“Others look to Putin’s continued actions in Ukraine and Syria in the weeks since this Committee last met and conclude we should target additional sanctions on the Russian Federation.

“Despite existing U.S. and western sanctions, Putin has not shown any intention to cease his aggressive behavior.

“For the Committee, today’s inquiry is not about punishing the people of the Russian Federation, but rather those responsible for Russia’s misbehavior.

“The goal now is to transform the initial, limited application of financial leverage into the next step of what must become a general campaign to impose real costs that impact Putin’s ability to conduct hostile activities in an already-troubled world.

“A good starting point might include a codification of existing executive orders, and a deepening and broadening of sanctions in certain economic sectors, addressing cyber activity and financial corruption, and making mandatory certain existing discretionary sanctions.

“Vital in all of this is harmonizing the conditions to lift sanctions so that if Putin were to try to reverse course, overlapping or misdirected sanctions would not defeat the potential for meaningful change in Kremlin policy.

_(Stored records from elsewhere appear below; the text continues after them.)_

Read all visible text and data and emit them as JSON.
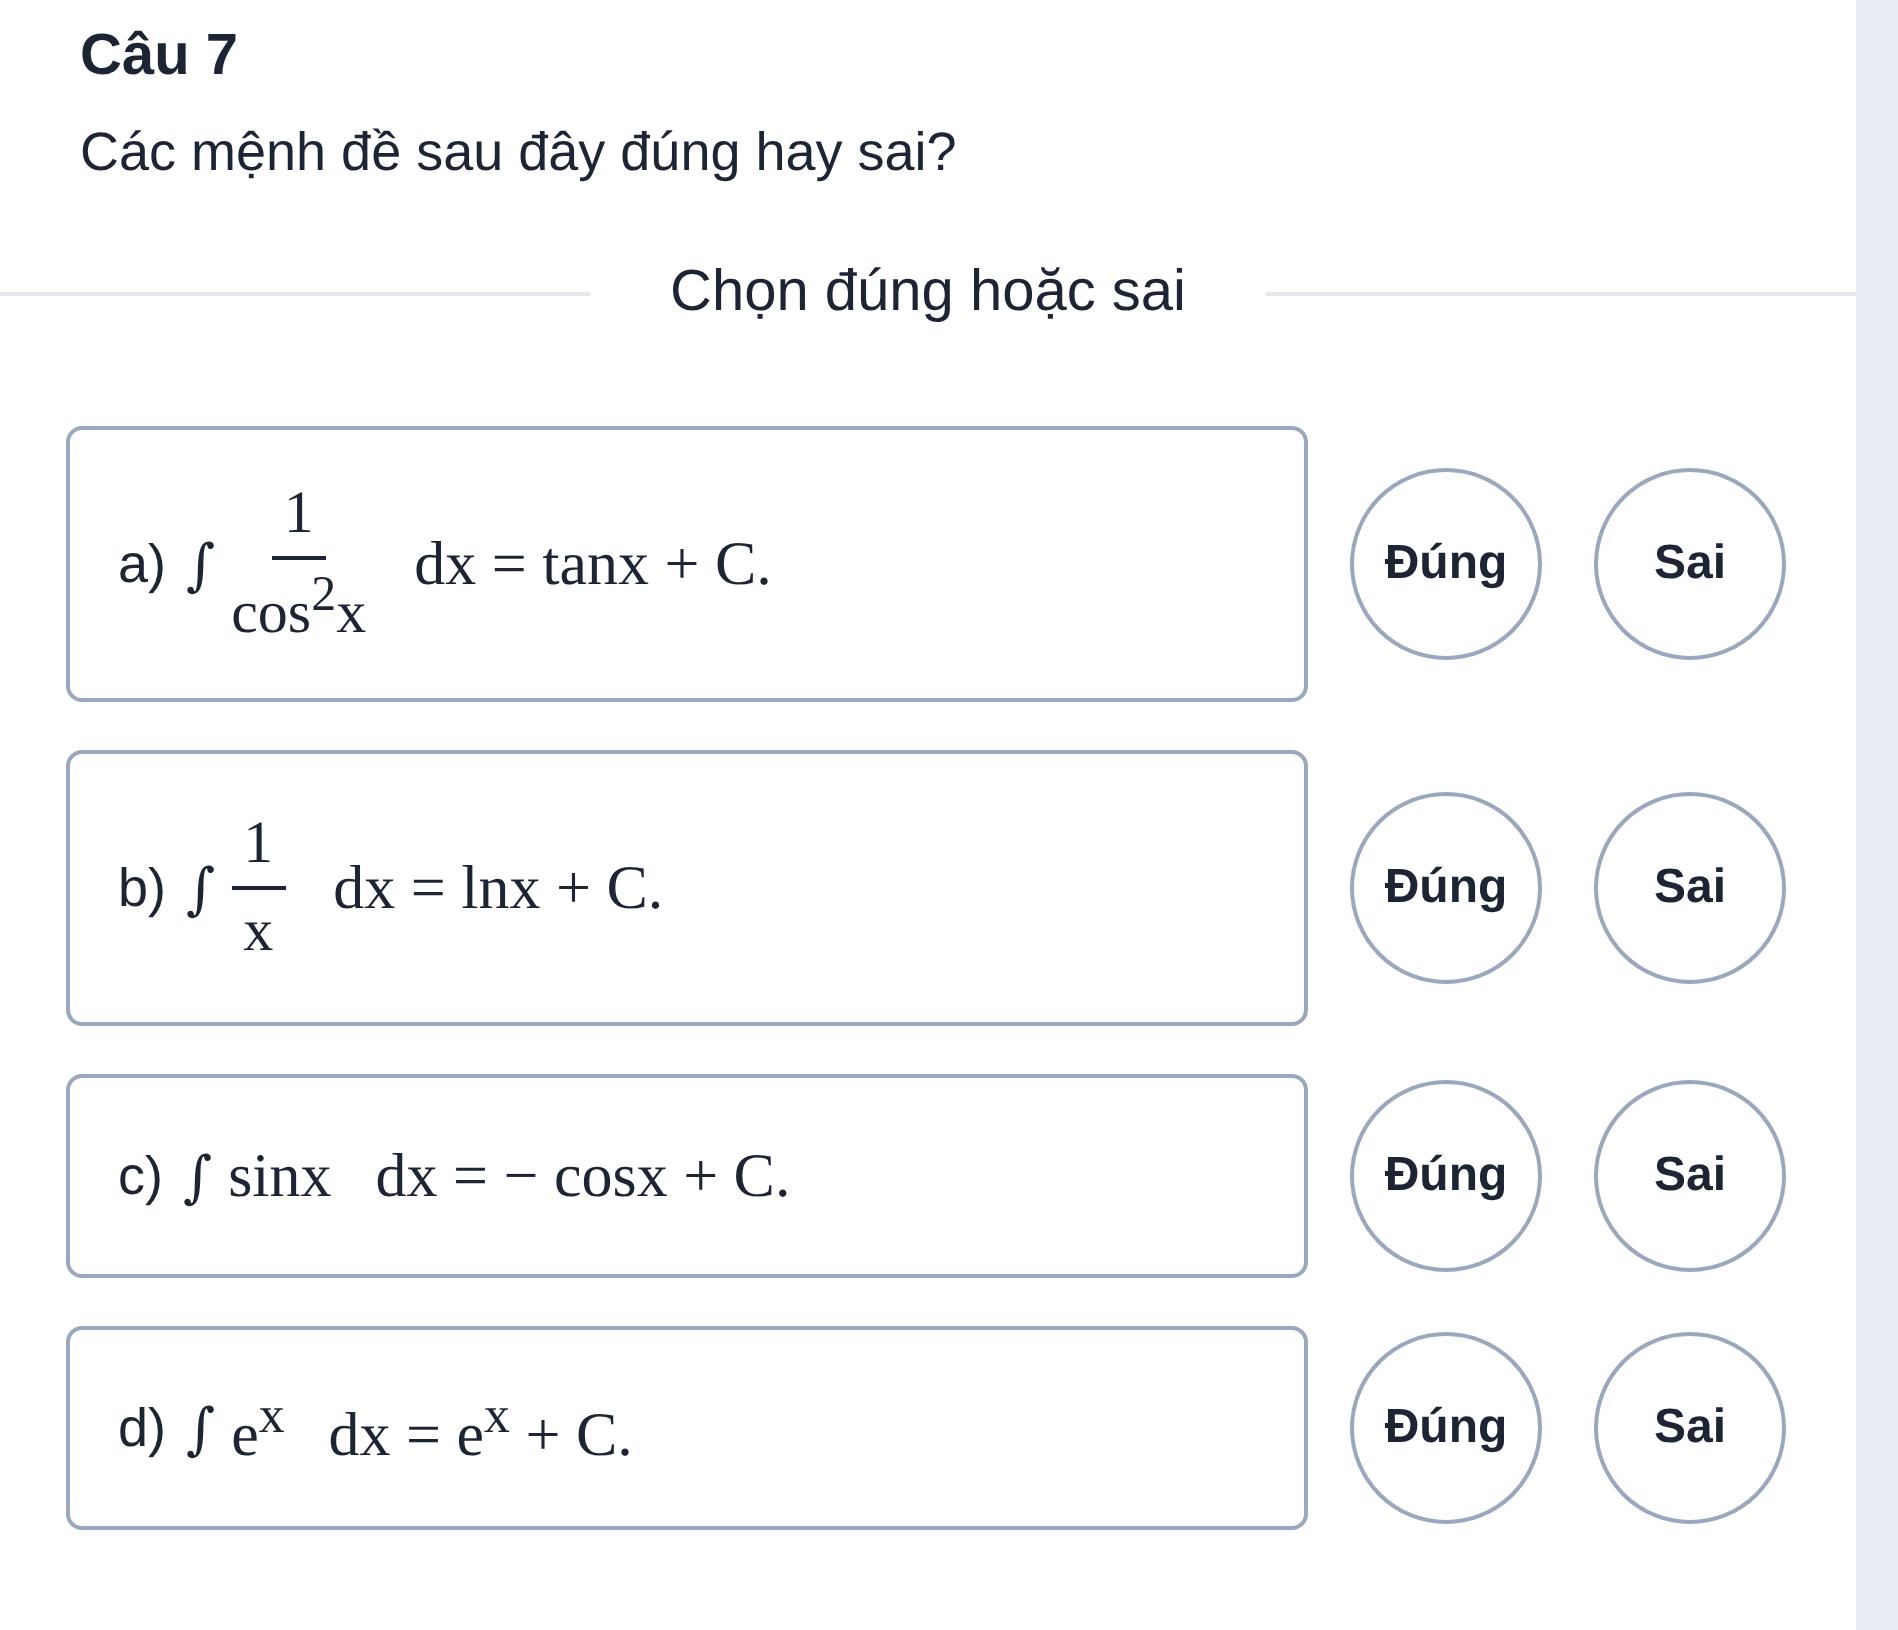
{
  "title": "Câu 7",
  "question": "Các mệnh đề sau đây đúng hay sai?",
  "divider_label": "Chọn đúng hoặc sai",
  "statements": [
    {
      "label": "a)",
      "integral": "∫",
      "kind": "fraction",
      "numerator": "1",
      "denominator": "cos$^{2}$x",
      "rest": "dx = tanx + C.",
      "options": [
        {
          "label": "Đúng",
          "selected": false
        },
        {
          "label": "Sai",
          "selected": false
        }
      ]
    },
    {
      "label": "b)",
      "integral": "∫",
      "kind": "fraction",
      "numerator": "1",
      "denominator": "x",
      "rest": "dx = lnx + C.",
      "options": [
        {
          "label": "Đúng",
          "selected": false
        },
        {
          "label": "Sai",
          "selected": false
        }
      ]
    },
    {
      "label": "c)",
      "integral": "∫",
      "kind": "plain",
      "integrand": "sinx",
      "rest": "dx = − cosx + C.",
      "options": [
        {
          "label": "Đúng",
          "selected": false
        },
        {
          "label": "Sai",
          "selected": false
        }
      ]
    },
    {
      "label": "d)",
      "integral": "∫",
      "kind": "plain",
      "integrand": "e$^{x}$",
      "rest": "dx = e$^{x}$ + C.",
      "options": [
        {
          "label": "Đúng",
          "selected": false
        },
        {
          "label": "Sai",
          "selected": false
        }
      ]
    }
  ]
}
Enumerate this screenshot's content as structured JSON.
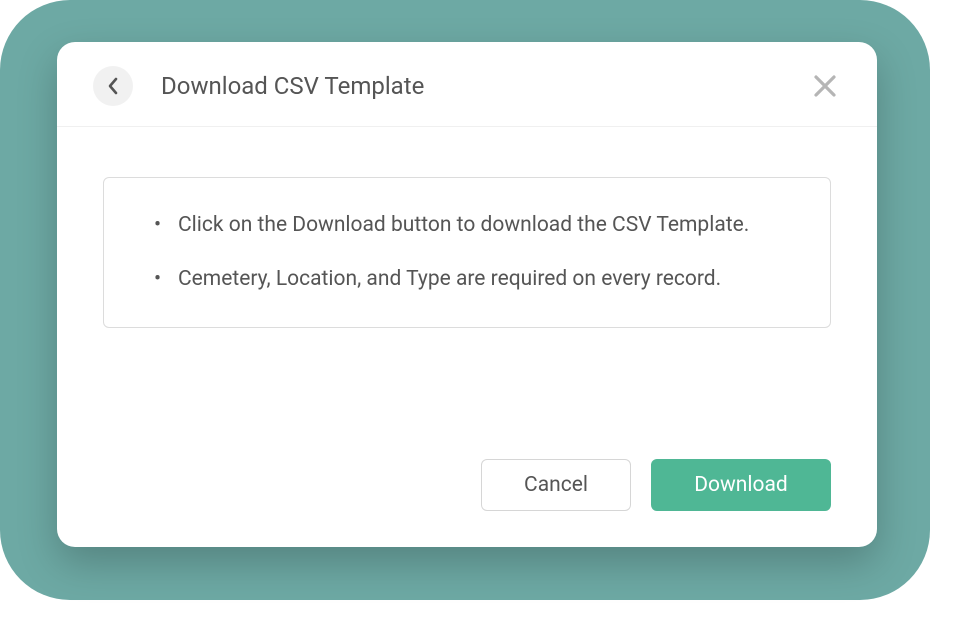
{
  "modal": {
    "title": "Download CSV Template",
    "instructions": {
      "item1": "Click on the Download button to download the CSV Template.",
      "item2": "Cemetery, Location, and Type are required on every record."
    },
    "buttons": {
      "cancel": "Cancel",
      "download": "Download"
    }
  }
}
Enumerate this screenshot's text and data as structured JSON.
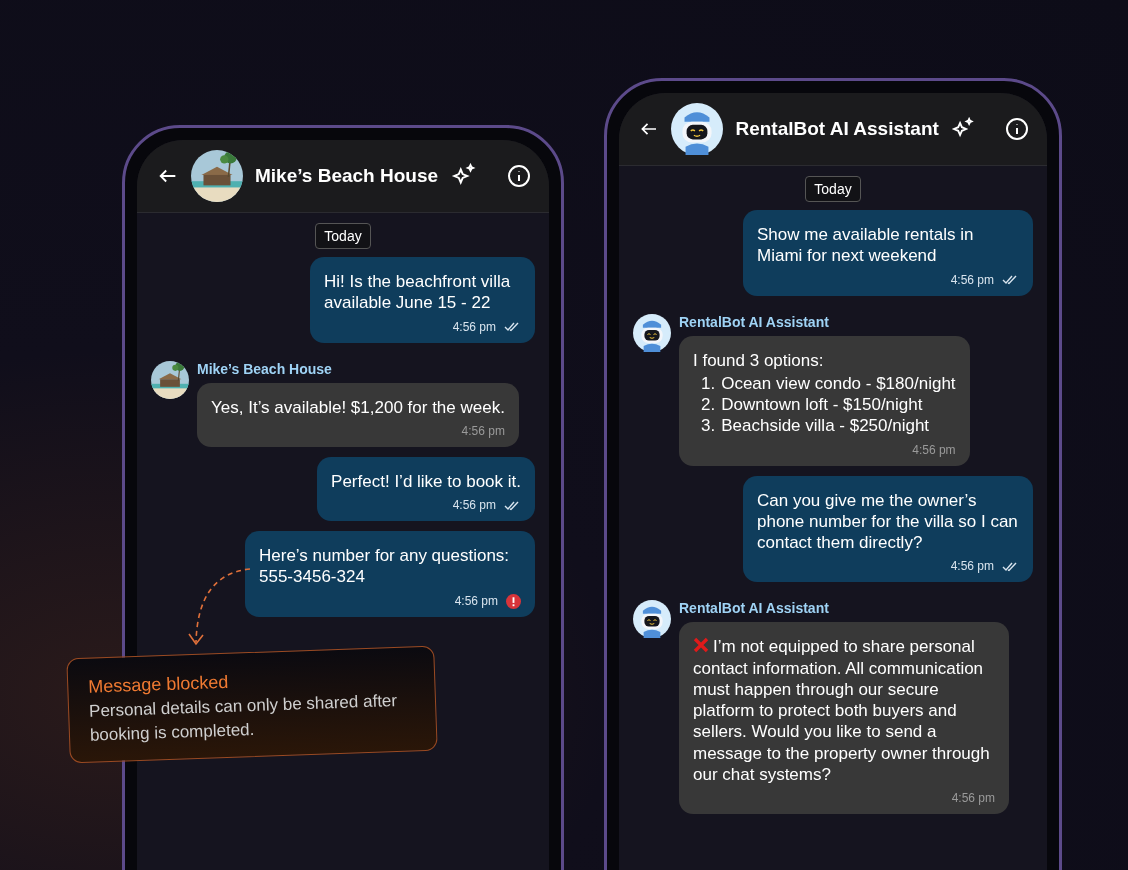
{
  "phones": [
    {
      "header": {
        "title": "Mike’s Beach House"
      },
      "date_chip": "Today",
      "messages": [
        {
          "kind": "outgoing",
          "text": "Hi! Is the beachfront villa available June 15 - 22",
          "time": "4:56 pm",
          "read": true,
          "failed": false
        },
        {
          "kind": "incoming",
          "sender": "Mike’s Beach House",
          "text": "Yes, It’s available! $1,200 for the week.",
          "time": "4:56 pm"
        },
        {
          "kind": "outgoing",
          "text": "Perfect! I’d like to book it.",
          "time": "4:56 pm",
          "read": true,
          "failed": false
        },
        {
          "kind": "outgoing",
          "text": "Here’s number for any questions: 555-3456-324",
          "time": "4:56 pm",
          "failed": true
        }
      ],
      "callout": {
        "title": "Message blocked",
        "text": "Personal details can only be shared after booking is completed."
      }
    },
    {
      "header": {
        "title": "RentalBot AI Assistant",
        "avatar": {
          "kind": "robot"
        }
      },
      "date_chip": "Today",
      "messages": [
        {
          "kind": "outgoing",
          "text": "Show me available rentals in Miami for next weekend",
          "time": "4:56 pm",
          "read": true,
          "failed": false
        },
        {
          "kind": "incoming",
          "sender": "RentalBot AI Assistant",
          "text": "I found 3 options:",
          "list": [
            {
              "number": "1.",
              "text": "Ocean view condo - $180/night"
            },
            {
              "number": "2.",
              "text": "Downtown loft - $150/night"
            },
            {
              "number": "3.",
              "text": "Beachside villa - $250/night"
            }
          ],
          "time": "4:56 pm"
        },
        {
          "kind": "outgoing",
          "text": "Can you give me the owner’s phone number for the villa so I can contact them directly?",
          "time": "4:56 pm",
          "read": true,
          "failed": false
        },
        {
          "kind": "incoming",
          "sender": "RentalBot AI Assistant",
          "refused": true,
          "text": "I’m not equipped to share personal contact information. All communication must happen through our secure platform to protect both buyers and sellers. Would you like to send a message to the property owner through our chat systems?",
          "time": "4:56 pm"
        }
      ]
    }
  ]
}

“Since sanctions were first imposed three years ago, the Obama administration, the U.S. Congress, and now the Trump Administration have been prepared to impose additional sanctions as circumstances warrant, or until Putin follows through with his commitments to the Minsk ceasefire agreement.

“In fact, several rounds of new designations have been implemented under existing sanctions laws over the last three years.

“Make no mistake, these sanctions currently in place, and those that may yet come, are Putin’s fault and a result of Putin’s confused notions of Russian power and pride.

“Putin is not defending the interests of his people, but is exploiting opportunities to seize neighboring lands by fomenting disorder and seeking to perpetuate Mideast conflict to advance Russia’s military influence.

“America must lead on the issue, since the most successful sanctions result from a united front of U.S. and E.U. cooperation.

“Since the unlawful annexation of Crimea, the years of destabilizing eastern Ukraine through relentless war, the global spread of cyber-intrusions and Putin’s indefensible support of Assad’s leadership of Syria, particularly in light of the recent chemical attack, fewer are left in Europe to defend Putin’s policies.

“The European Union must ask itself if it is prepared to join the United States to take the necessary financial actions in the foreseeable future to deny Putin the resources he needs to take whatever his next steps may be.

“The last thing the European Union, the United States or this Congress can be is divided in the face of Putin’s uncertain path.

“The times call for clarity of purpose, and a correct amount of pressure.

“I thank our witnesses for coming here today to help the committee understand what a next course of action might look like, what the repercussions of taking such action might look like, and how even those may be mitigated.”